In the case of my pet Maltese, when the rats begin to enter our yard, I take a couple of measures. Firstly when we go to bed we place him in the garage so that he cannot see or hear them in the palms. Secondly I take measures to control the rats and remove the source of irritation to my dog.
Stop Barking Dogs With Anxiety
If your dog is continuously barking because it wants to reach you then you will need to do a few things. So how to train a Maltese dog from behaving like this? The two best ways are easy.
First up change your daily routine especially in the morning before you head out the door for work. Your pet Maltese has over time picked up on your routine and has put two and two together and can work out that you are about to leave the house. You need to change what you are doing each day even if it varies just a little.
This could include a slight change in the time you get up, the order you dress and have breakfast to even putting your shoes on a little sooner than normal. Your Maltese puppy may have clicked that when you put your shoes on and pick up the keys the next thing you do is head out the door. Try putting the keys in your pocket when you first get dressed. Hanging around for another 30 minutes after picking up the keys suddenly changes the routine. The same goes for putting on shoes.
One other thing you should never do is give them attention, patting and scratching them and then heading out the door. Also never give them attention the second you get back home and in the door. You are reinforcing their behavior. Wait for 10 to 15 minutes after you get home before you lavish them with any attention. Your Maltese puppy will will be the better for it. Never, never ever give in to their barking or whimpering when you are leaving or entering the home.
If your Maltese puppy begins to bark or whimper the minute you walk out the door, then you need to stop this behavior. The best way is to do it is to leave your pet for a short while and gradually build the time away. Your Maltese will soon understand that you will be gone but you will certainly return each time. The anxiety will soon diminish and so will the behavior problems associated with it.
Remember you need to be the alpha leader and your dog needs to have confidence in you. If you want to ensure your dog is relaxed and anxiety free you need to be firm and consistent. This is not being cruel to your pet Maltese, you are in fact doing him or her a favor along with your neighbors. No more barking dog, no more whimpering or destructive behavior.
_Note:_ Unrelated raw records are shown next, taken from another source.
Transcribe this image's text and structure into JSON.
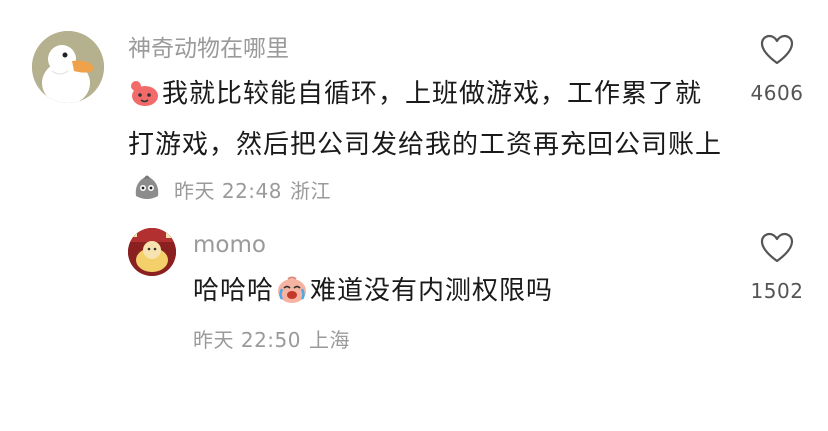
{
  "comments": [
    {
      "username": "神奇动物在哪里",
      "text_part1": "我就比较能自循环，上班做游戏，工作累了就打游戏，然后把公司发给我的工资再充回公司账上",
      "time": "昨天 22:48",
      "location": "浙江",
      "like_count": "4606",
      "reply": {
        "username": "momo",
        "text_before": "哈哈哈",
        "text_after": "难道没有内测权限吗",
        "time": "昨天 22:50",
        "location": "上海",
        "like_count": "1502"
      }
    }
  ],
  "icons": {
    "heart": "heart-outline-icon",
    "lead_emoji": "waving-emoji-icon",
    "tail_emoji": "grey-blob-emoji-icon",
    "cry_laugh_emoji": "laugh-cry-emoji-icon"
  },
  "colors": {
    "meta": "#9a9a9a",
    "text": "#1a1a1a",
    "heart_stroke": "#555555"
  }
}
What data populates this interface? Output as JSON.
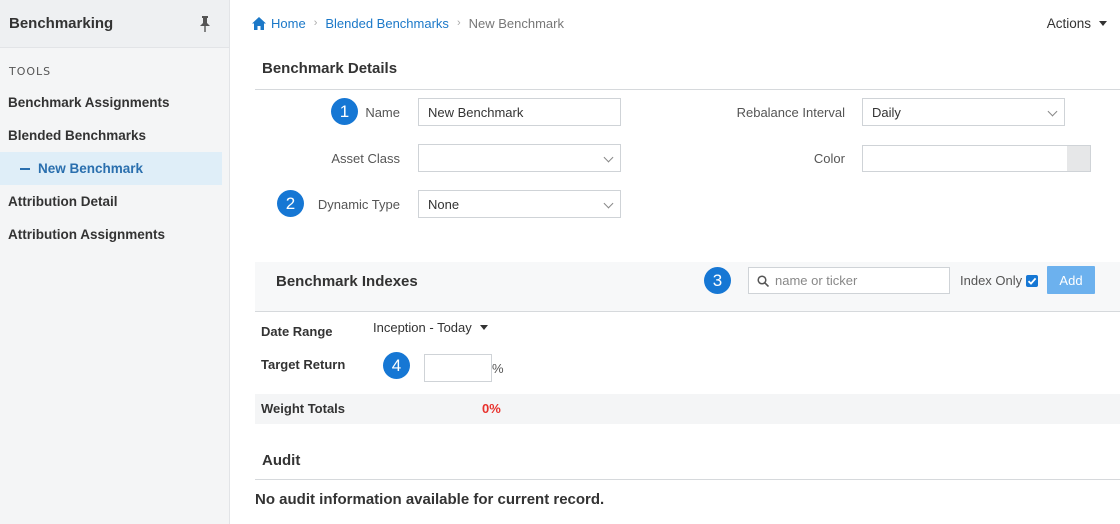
{
  "sidebar": {
    "title": "Benchmarking",
    "section": "TOOLS",
    "items": [
      {
        "label": "Benchmark Assignments"
      },
      {
        "label": "Blended Benchmarks"
      },
      {
        "label": "New Benchmark"
      },
      {
        "label": "Attribution Detail"
      },
      {
        "label": "Attribution Assignments"
      }
    ]
  },
  "breadcrumb": {
    "home": "Home",
    "parent": "Blended Benchmarks",
    "current": "New Benchmark"
  },
  "actions_label": "Actions",
  "details": {
    "title": "Benchmark Details",
    "name_label": "Name",
    "name_value": "New Benchmark",
    "asset_class_label": "Asset Class",
    "asset_class_value": "",
    "dynamic_type_label": "Dynamic Type",
    "dynamic_type_value": "None",
    "rebalance_label": "Rebalance Interval",
    "rebalance_value": "Daily",
    "color_label": "Color",
    "color_value": ""
  },
  "indexes": {
    "title": "Benchmark Indexes",
    "search_placeholder": "name or ticker",
    "index_only_label": "Index Only",
    "index_only_checked": true,
    "add_label": "Add",
    "date_range_label": "Date Range",
    "date_range_value": "Inception - Today",
    "target_return_label": "Target Return",
    "target_return_value": "",
    "percent_symbol": "%",
    "weight_totals_label": "Weight Totals",
    "weight_totals_value": "0%"
  },
  "audit": {
    "title": "Audit",
    "message": "No audit information available for current record."
  },
  "badges": [
    "1",
    "2",
    "3",
    "4"
  ],
  "colors": {
    "accent": "#1677d4",
    "link": "#1b78c8",
    "error": "#e8322d",
    "add_button": "#6cb1ee"
  }
}
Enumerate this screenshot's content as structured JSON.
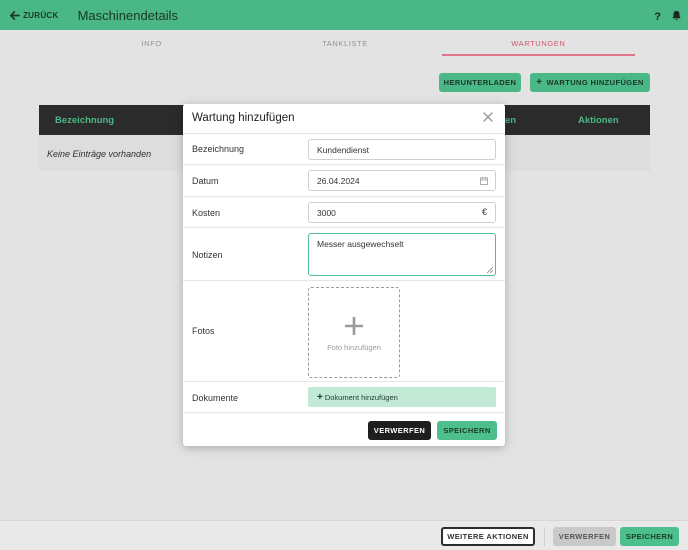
{
  "header": {
    "back_label": "ZURÜCK",
    "title": "Maschinendetails",
    "help": "?"
  },
  "tabs": [
    {
      "label": "INFO"
    },
    {
      "label": "TANKLISTE"
    },
    {
      "label": "WARTUNGEN",
      "active": true
    }
  ],
  "toolbar": {
    "download_label": "HERUNTERLADEN",
    "add_label": "WARTUNG HINZUFÜGEN"
  },
  "table": {
    "headers": {
      "bezeichnung": "Bezeichnung",
      "partial": "en",
      "aktionen": "Aktionen"
    },
    "empty_text": "Keine Einträge vorhanden"
  },
  "modal": {
    "title": "Wartung hinzufügen",
    "fields": {
      "bezeichnung": {
        "label": "Bezeichnung",
        "value": "Kundendienst"
      },
      "datum": {
        "label": "Datum",
        "value": "26.04.2024"
      },
      "kosten": {
        "label": "Kosten",
        "value": "3000",
        "unit": "€"
      },
      "notizen": {
        "label": "Notizen",
        "value": "Messer ausgewechselt"
      },
      "fotos": {
        "label": "Fotos",
        "add_label": "Foto hinzufügen"
      },
      "dokumente": {
        "label": "Dokumente",
        "add_label": "Dokument hinzufügen"
      }
    },
    "discard_label": "VERWERFEN",
    "save_label": "SPEICHERN"
  },
  "footer": {
    "more_label": "WEITERE AKTIONEN",
    "discard_label": "VERWERFEN",
    "save_label": "SPEICHERN"
  },
  "colors": {
    "accent": "#4dbf8c",
    "tab_active": "#d85c72",
    "dark": "#2d2d2d"
  }
}
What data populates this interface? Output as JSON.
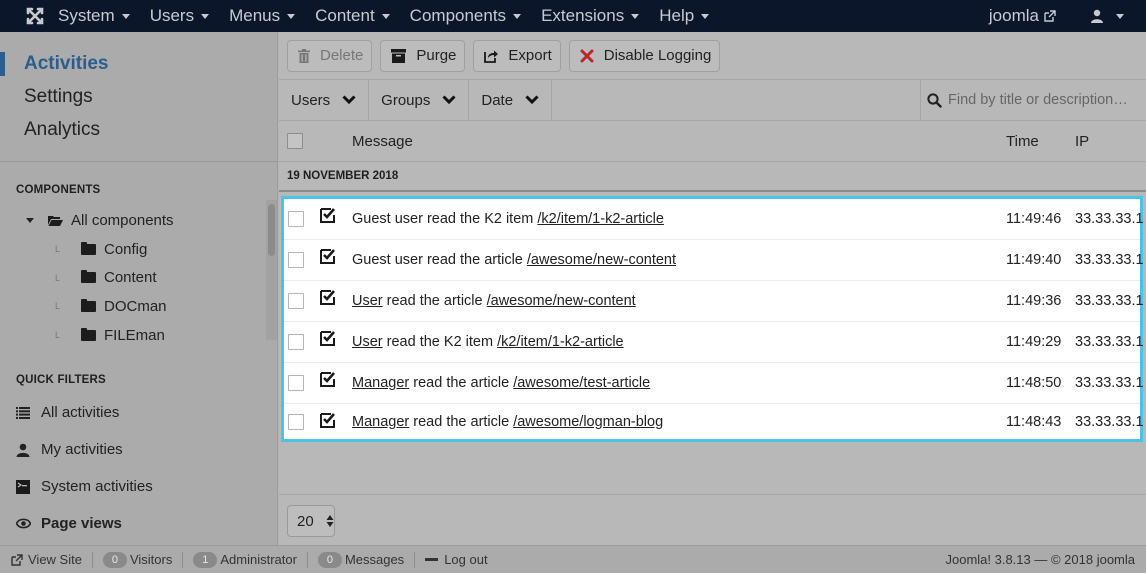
{
  "topbar": {
    "logo": "joomla-logo",
    "menu": [
      {
        "label": "System"
      },
      {
        "label": "Users"
      },
      {
        "label": "Menus"
      },
      {
        "label": "Content"
      },
      {
        "label": "Components"
      },
      {
        "label": "Extensions"
      },
      {
        "label": "Help"
      }
    ],
    "site_link": "joomla",
    "user_icon": "user-icon"
  },
  "sidebar": {
    "nav": [
      {
        "label": "Activities",
        "active": true
      },
      {
        "label": "Settings"
      },
      {
        "label": "Analytics"
      }
    ],
    "components": {
      "title": "COMPONENTS",
      "root": "All components",
      "children": [
        "Config",
        "Content",
        "DOCman",
        "FILEman"
      ]
    },
    "quick_filters": {
      "title": "QUICK FILTERS",
      "items": [
        {
          "label": "All activities",
          "icon": "list-icon"
        },
        {
          "label": "My activities",
          "icon": "user-icon"
        },
        {
          "label": "System activities",
          "icon": "terminal-icon"
        },
        {
          "label": "Page views",
          "icon": "eye-icon",
          "active": true
        }
      ]
    }
  },
  "toolbar": {
    "delete": "Delete",
    "purge": "Purge",
    "export": "Export",
    "disable_logging": "Disable Logging"
  },
  "filters": {
    "users": "Users",
    "groups": "Groups",
    "date": "Date",
    "search_placeholder": "Find by title or description…",
    "search_value": ""
  },
  "table": {
    "columns": {
      "message": "Message",
      "time": "Time",
      "ip": "IP"
    },
    "group_date": "19 NOVEMBER 2018",
    "rows": [
      {
        "actor": "Guest user",
        "actor_link": false,
        "action": "read the K2 item",
        "target": "/k2/item/1-k2-article",
        "time": "11:49:46",
        "ip": "33.33.33.1"
      },
      {
        "actor": "Guest user",
        "actor_link": false,
        "action": "read the article",
        "target": "/awesome/new-content",
        "time": "11:49:40",
        "ip": "33.33.33.1"
      },
      {
        "actor": "User",
        "actor_link": true,
        "action": "read the article",
        "target": "/awesome/new-content",
        "time": "11:49:36",
        "ip": "33.33.33.1"
      },
      {
        "actor": "User",
        "actor_link": true,
        "action": "read the K2 item",
        "target": "/k2/item/1-k2-article",
        "time": "11:49:29",
        "ip": "33.33.33.1"
      },
      {
        "actor": "Manager",
        "actor_link": true,
        "action": "read the article",
        "target": "/awesome/test-article",
        "time": "11:48:50",
        "ip": "33.33.33.1"
      },
      {
        "actor": "Manager",
        "actor_link": true,
        "action": "read the article",
        "target": "/awesome/logman-blog",
        "time": "11:48:43",
        "ip": "33.33.33.1"
      }
    ],
    "limit": "20"
  },
  "statusbar": {
    "view_site": "View Site",
    "visitors_count": "0",
    "visitors": "Visitors",
    "admin_count": "1",
    "admin": "Administrator",
    "messages_count": "0",
    "messages": "Messages",
    "logout": "Log out",
    "version": "Joomla! 3.8.13  —  © 2018 joomla"
  },
  "colors": {
    "topbar": "#0c162a",
    "accent": "#2b5d8e",
    "highlight_border": "#49c3ea",
    "danger": "#b52a2a"
  }
}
This is the pack order.
If your dog has anxiety issues, the barking is likely a symptom of something much greater. They want to reach you and will continuously bark until you return. Most of the time, this is because you have rewarded them for this behavior in the past. When you return home and they are excited, you immediately give them attention. Rather than rewarding them in this instance, you should ignore your dog for as long as 10-15 minutes so they stop associating your return with attention.
Finally, to stop your barking Maltese you should teach your dog how to speak and be quiet. By creating a command that allows you to control the behavior, your dog will learn to control the barking when it is not necessary. A benefit of this is that, if there is an intruder or something you want your dog to bark at, they will still alert you.
Dog barking can be a frustrating issue to control and it can become rather embarrassing if your neighbors are complaining about it. Make sure you are quick to follow up on any of these issues and be consistent with your dog in your approach.
Forrest is a lover of dogs, the wild outdoors, deep mysterious conversations… and coffee. He is the owner of several websites, including Canine Weekly. He resides in Austin, Texas.